Festival Evensong at St Bartholomew’s – 21 May 17
Zech 8.1-13 & Rev 21.22-22.5
3 Thus saith the Lord; I am returned unto Zion, and will dwell in the midst of Jerusalem: and Jerusalem shall be called a city of truth; and the mountain of the Lord of hosts the holy mountain. 4 Thus saith the Lord of hosts; There shall yet old men and old women dwell in the streets of Jerusalem, and every man with his staff in his hand for very age. 5 And the streets of the city shall be full of boys and girls playing in the streets thereof.
2 In the midst of the street of it, and on either side of the river, was there the tree of life, which bare twelve manner of fruits, and yielded her fruit every month: and the leaves of the tree were for the healing of the nations.
Our two readings this evening together offer us an all-embracing vision of the world as it could be, as God meant and means it to be, as God created it to be – and a promise that one day it will be so. And it’s a vision which attracts us because it’s recognisable, familiar, not a vision of remoteness, of heaven beyond the bright blue sky, but a vision of old people sitting on their doorsteps in the streets and of children playing there: a vision of a river running through a city, a freshness and fruitfulness.
Neither book was written in a time of peace…. Zechariah was a priest and prophet who returned with the exiles from Babylon to Jerusalem to rebuild the city – and most of his preaching was designed to rebuke the people for not getting on with the job, and to encourage and motivate them to do so…. to create a place of security and prosperity, a place where not only they and their families – old and young alike – but where all the scattered people of God could find a home. As for the Book of Revelation, it’s actually a letter, sent to Christians in Asia Minor – modern Turkey – at a time when they were being persecuted and oppressed – and all its apocalyptic and fantastic visions serve to reassure those persecuted Christians that God will triumph: more than that, they are a promise that one day all suffering will end, and that not only individuals but all society, all creation will be redeemed – for how else can we understand the words and the leaves of the tree were for the healing of the nations.

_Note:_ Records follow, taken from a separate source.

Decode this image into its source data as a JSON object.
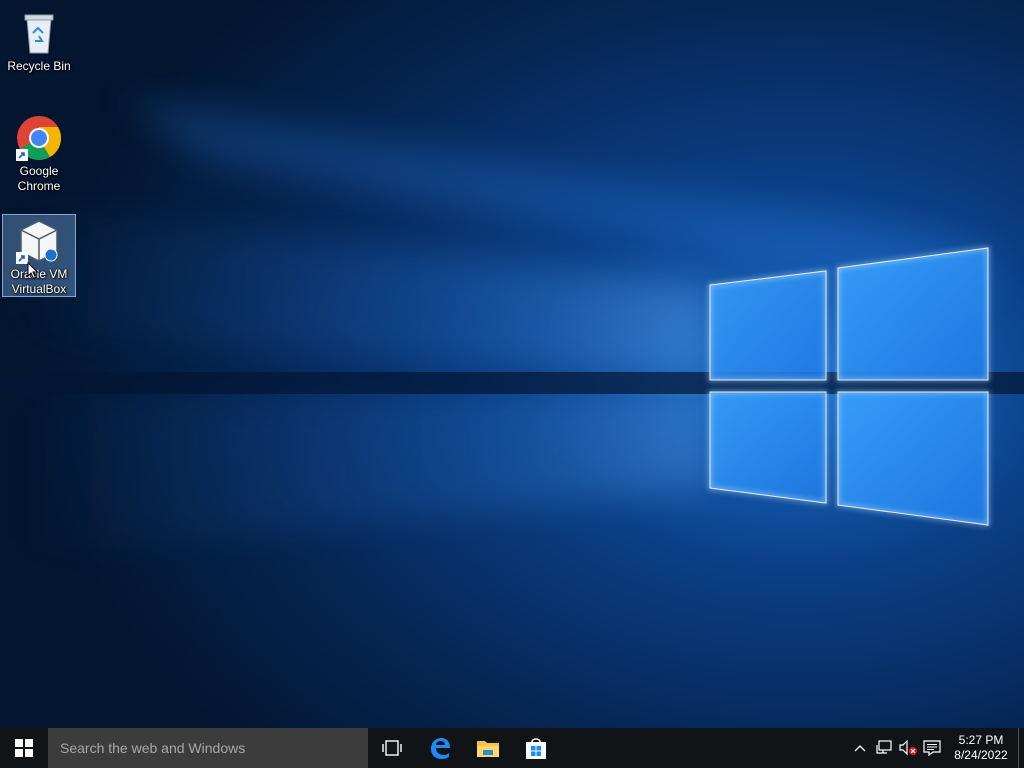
{
  "desktop": {
    "icons": [
      {
        "label": "Recycle Bin",
        "icon": "recycle-bin-icon"
      },
      {
        "label": "Google Chrome",
        "icon": "chrome-icon"
      },
      {
        "label": "Oracle VM VirtualBox",
        "icon": "virtualbox-icon",
        "selected": true
      }
    ]
  },
  "taskbar": {
    "search_placeholder": "Search the web and Windows",
    "apps": [
      "task-view-icon",
      "edge-icon",
      "file-explorer-icon",
      "store-icon"
    ],
    "tray": [
      "chevron-up-icon",
      "network-icon",
      "volume-muted-icon",
      "action-center-icon"
    ],
    "clock": {
      "time": "5:27 PM",
      "date": "8/24/2022"
    }
  },
  "colors": {
    "accent_blue": "#1a8cff",
    "taskbar_bg": "#111417",
    "search_bg": "#3c3c3c"
  }
}
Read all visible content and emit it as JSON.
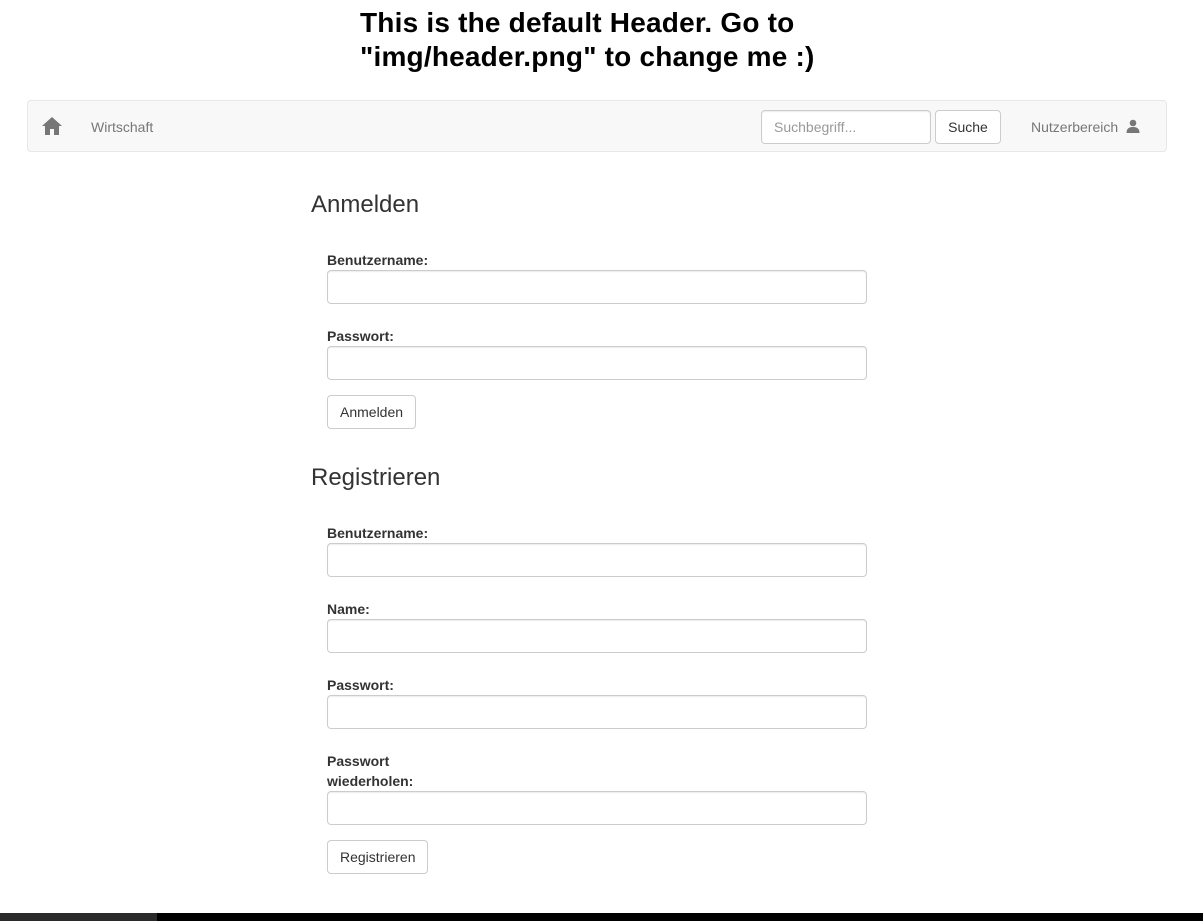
{
  "header": {
    "banner_text": "This is the default Header. Go to \"img/header.png\" to change me :)"
  },
  "navbar": {
    "home_icon": "home-icon",
    "category_link": "Wirtschaft",
    "search_placeholder": "Suchbegriff...",
    "search_value": "",
    "search_button": "Suche",
    "user_area_label": "Nutzerbereich",
    "user_icon": "user-icon"
  },
  "login": {
    "title": "Anmelden",
    "username_label": "Benutzername:",
    "username_value": "",
    "password_label": "Passwort:",
    "password_value": "",
    "submit_label": "Anmelden"
  },
  "register": {
    "title": "Registrieren",
    "username_label": "Benutzername:",
    "username_value": "",
    "name_label": "Name:",
    "name_value": "",
    "password_label": "Passwort:",
    "password_value": "",
    "password_repeat_label_line1": "Passwort",
    "password_repeat_label_line2": "wiederholen:",
    "password_repeat_value": "",
    "submit_label": "Registrieren"
  },
  "colors": {
    "navbar_bg": "#f8f8f8",
    "navbar_border": "#e7e7e7",
    "nav_text": "#777777",
    "text": "#333333"
  }
}
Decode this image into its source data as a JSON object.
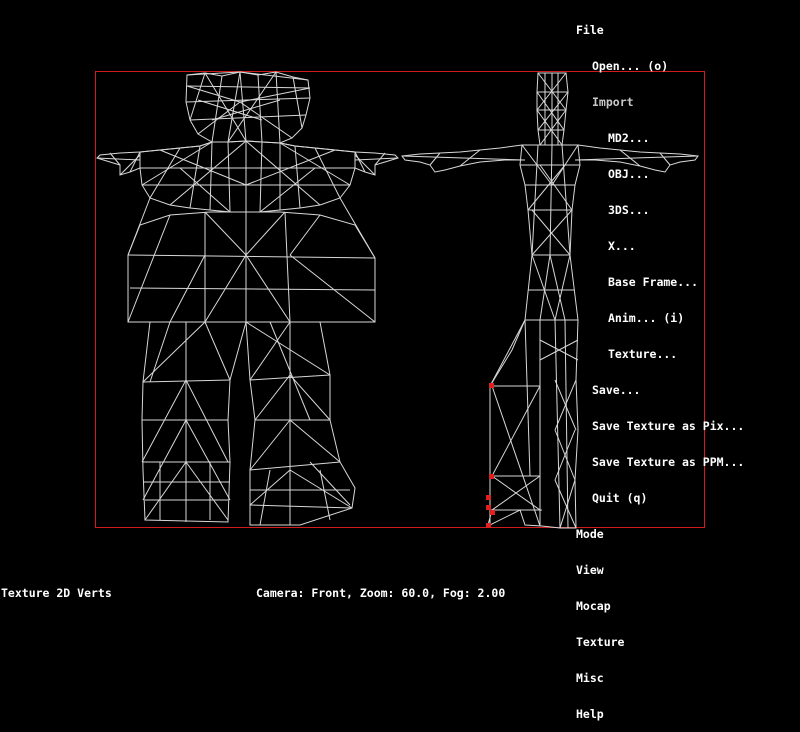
{
  "colors": {
    "background": "#000000",
    "wire": "#d8d8d8",
    "frame": "#d01c1c",
    "vertex": "#e02020",
    "text": "#ffffff"
  },
  "menu": {
    "file": "File",
    "open": "Open... (o)",
    "import": "Import",
    "md2": "MD2...",
    "obj": "OBJ...",
    "3ds": "3DS...",
    "x": "X...",
    "base_frame": "Base Frame...",
    "anim": "Anim... (i)",
    "texture_import": "Texture...",
    "save": "Save...",
    "save_tex_pix": "Save Texture as Pix...",
    "save_tex_ppm": "Save Texture as PPM...",
    "quit": "Quit (q)",
    "mode": "Mode",
    "view": "View",
    "mocap": "Mocap",
    "texture": "Texture",
    "misc": "Misc",
    "help": "Help"
  },
  "status": {
    "mode": "Texture 2D Verts",
    "camera": "Camera: Front, Zoom: 60.0, Fog: 2.00"
  }
}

In its beauty and security and comfort, we may sometimes feel that Haslemere provides a foretaste of that promise. As its residents enjoy all that our town and countryside has to offer, and especially as we revel in the extraordinary range of events and activities offered during the Festival – as if there wasn’t enough going on throughout the year – it’s important that we don’t forget how fortunate – how blessed even – we are in where we live. Our lines have indeed fallen to us in pleasant places, as the psalmist said – Christian Aid Week, which ended yesterday, has given us an extra, high profile chance to show our gratitude for that and help people across the world for whom that’s not true. Envelopes at the back and do come to our coffee morning on Wednesday at St C – details in news sheet.
Zechariah is reminding the people that the achievement of God’s plan to rebuild the temple and the city is, quite literally, in their hands. Let your hands be strong, ye that hear in these days these words by the mouth of the prophets….. that the temple might be built.
And again: so will I save you, and ye shall be a blessing: fear not, but let your hands be strong.
The promise of Revelation is a distant vision, certain but remote: all creation will one day be restored, the nations will be healed and God will wipe every tear from our eyes. But in the meantime, we need to join in and work to make the world as good as it can be. And people in Haslemere have much to offer here. We are good at fundraising, and advocacy, and protest – in a very Surrey sort of way – and at getting things done. We have amongst us an enormous range of skills and experience. We have contacts, we understand where the levers of power are and know how to get them moving….. This capacity to make things happen has been brilliantly harnessed in the successful campaign to ensure that people suffering from dementia – and their carers – will still have day centre provision in the town. And in another example of care in action, we’ve seen how keeping the needs of others at the heart of our decision making has meant that a house could be found for a family of Syrian refugees, who arrived last week.
ye shall be a blessing: fear not, but let your hands be strong.
Today the world seems to be a much less secure place than most of us thought it was the last time we met for a Festival Evensong, two years ago. Whatever our politics, whether we are people of faith or not, we can all agree about that. Whether or not we believe in the Revelation promise of a world completely healed and made whole, we can all respond to the call of Zechariah to do all that we can in our own particular place and time to make it as good as it can be. As we rejoice in and enjoy all that we have inherited, the tradition and the beauty and the comfort and, even today, the security, let’s resolve once again to use our gifts, our talents, our resources to serve our world… God’s world…. God’s people.
fear not, but let your hands be strong.
And let’s have faith that one day the nations will be healed.